External ear infections (otitis externa) are caused by fungal, viral or bacterial infections. This type of infection is often present in people practicing sports like swimming as it is commonly associated with moisture in the external auditory canal. Left untreated, otitis externa can be life-threatening. Under normal conditions, ear wax (cerumen) repels water on the surface of the external ear canal. Wax helps maintaining a suitable pH to inhibit bacterial growth in the ear. If this is altered, infection may occur. A fungal infection, viral or bacterial can be the cause of otitis externa. Bacterial infectins are the most common cause.
Otitis Externa Signs and Symptoms

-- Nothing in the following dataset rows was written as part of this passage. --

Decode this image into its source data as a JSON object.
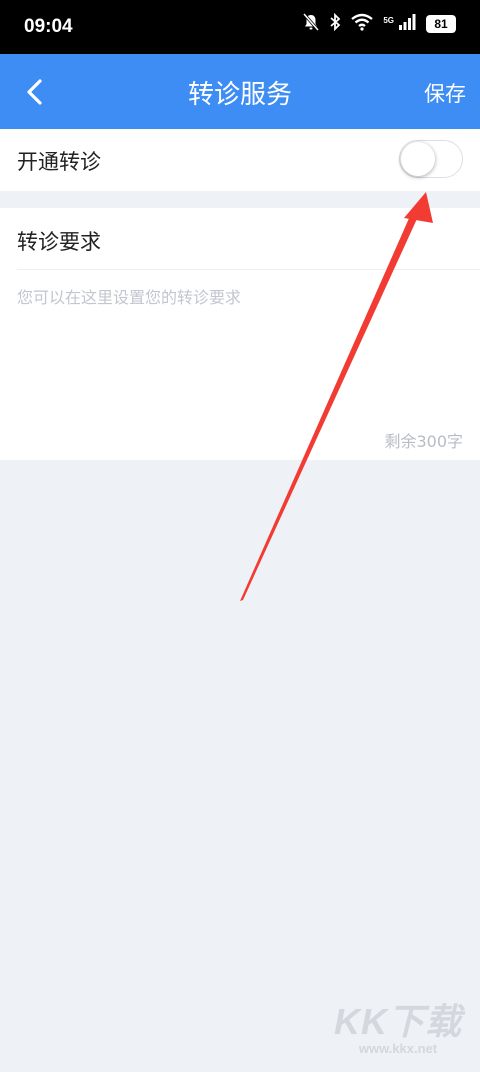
{
  "status_bar": {
    "time": "09:04",
    "network_label": "5G",
    "battery": "81"
  },
  "nav": {
    "title": "转诊服务",
    "save_label": "保存",
    "back_icon": "chevron-left-icon",
    "background_color": "#3d8df5"
  },
  "referral_toggle": {
    "label": "开通转诊",
    "enabled": false
  },
  "requirements": {
    "title": "转诊要求",
    "placeholder": "您可以在这里设置您的转诊要求",
    "value": "",
    "remaining_label": "剩余300字"
  },
  "annotation": {
    "type": "red-arrow",
    "points_to": "referral-toggle-switch",
    "color": "#f13b33"
  },
  "watermark": {
    "logo": "KK下载",
    "url": "www.kkx.net"
  }
}
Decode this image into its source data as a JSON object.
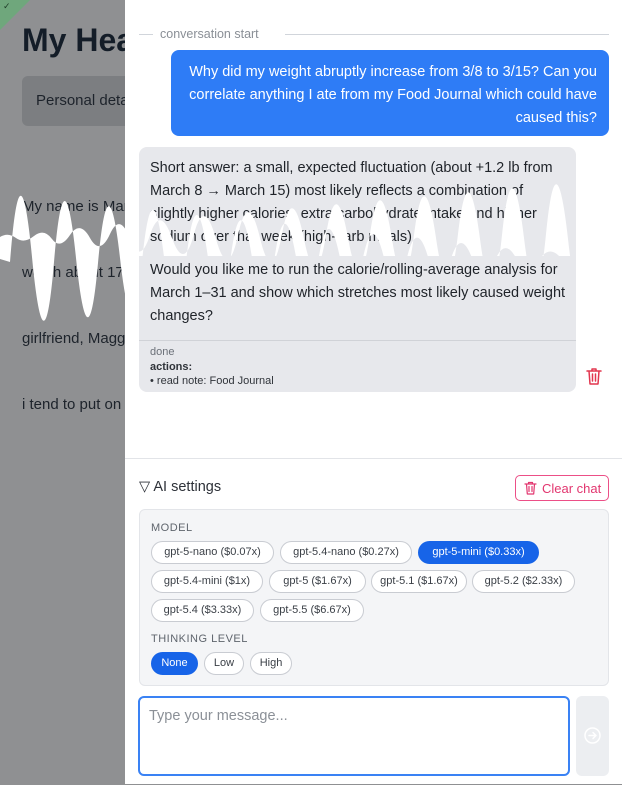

Symptoms of otitis externa include ear pain, yellowish green liquid discharge from the ear cannal, foul-smelling and hearing loss. External ear infection (otitis externa) causes irritation and inflammation of the external ear canal. It can occur at any age but most commonly affects young adults.
Otitis Externa Risk Factors
Factors that stimulate bacterial growth
- Excessive moisture in the external ear canal. Repeated exposure to water can lead to loss of ear wax. Unprotected skin retains moisture in the external ear canal and causes irritation. Normal pH balance is also disturbed, allowing the growth of the bacteria. Using hearing aids can also promote the accumulation of moisture in the external ear canal;
- Damage or skin irritation of the external auditory canal. Scratching the ear canal or removing wax with makeshift items such as barrettes or clips, can damage skin, thus providing the bacteria a gateway. Efforts to clean the ear cannal with wool sticks, is not recommended, contrary to expectations, due to excess wax and dirt that is forced deeper into the ear canal.
- Chronic skin diseases or allergies. Skin diseases such as eczema or seborrhea may provide bacteria an entry point. Hair dye allergies or sprays can irritate skin and cause infections. Sometimes the infection can be very severe and aggressive, this happens more often in people with diabetes, especially in the elderly. Those with weakened immune systems are also at risk to develop this type of infection. The infection usually starts as an external otitis but at some point, the bacteria can spread from the ear canal skin to the surrounding tissues, including cartilage and bone. Nerve damage can occur that can even lead to facial paralysis.
Otitis Externa Diagnosis
If you notice pain in the ear canal or fluid leaking (yellowish or yellow-green), contact your doctor. If the fluid or inflammation blacks the canal you can lose your hearing. Your doctor may use an instrument called an otoscope to examine the external auditory canal. If pus is present, a sample for laboratory analysis is taken. Most external ear infections are troublesome, but if treated properly, are not a threat to general health. Severe external otitis may spread to surrounding tissues and may affect the underlying bone and cartilage. Left untreated, this may be life threatening.
Oitits Txterna Treatment
If you suspect that you have otitis externa, you can take some steps before consulting a doctor. Applying a not very warm cushion on the ear could help. After the diagnosis, your doctor will clean the ear canal with a suction device or a cotton-tipped probe. This maneuver helps alleviate pain. Often, doctors prescribe ear drops containing corticosteroids to reduce inflammation and relieve symptoms, and an antibiotic to control infection. If you have pain, your doctor may prescribe a painkiller. Make sure water does not enter the ear during treatment, usually 7-10 days. If the infection does not improve after 3-4 days, your doctor may prescribe an oral antibiotic.
Gently dry your ears with a hair dryer or a towel after bathing or swimming because moisture can expose the external ear canal to infection. Avoid excessive cleaning of the ear canal. Remove only what is found outside the opening. Cover with cotton the hearing cannal or something similar when applying paint or hair spray.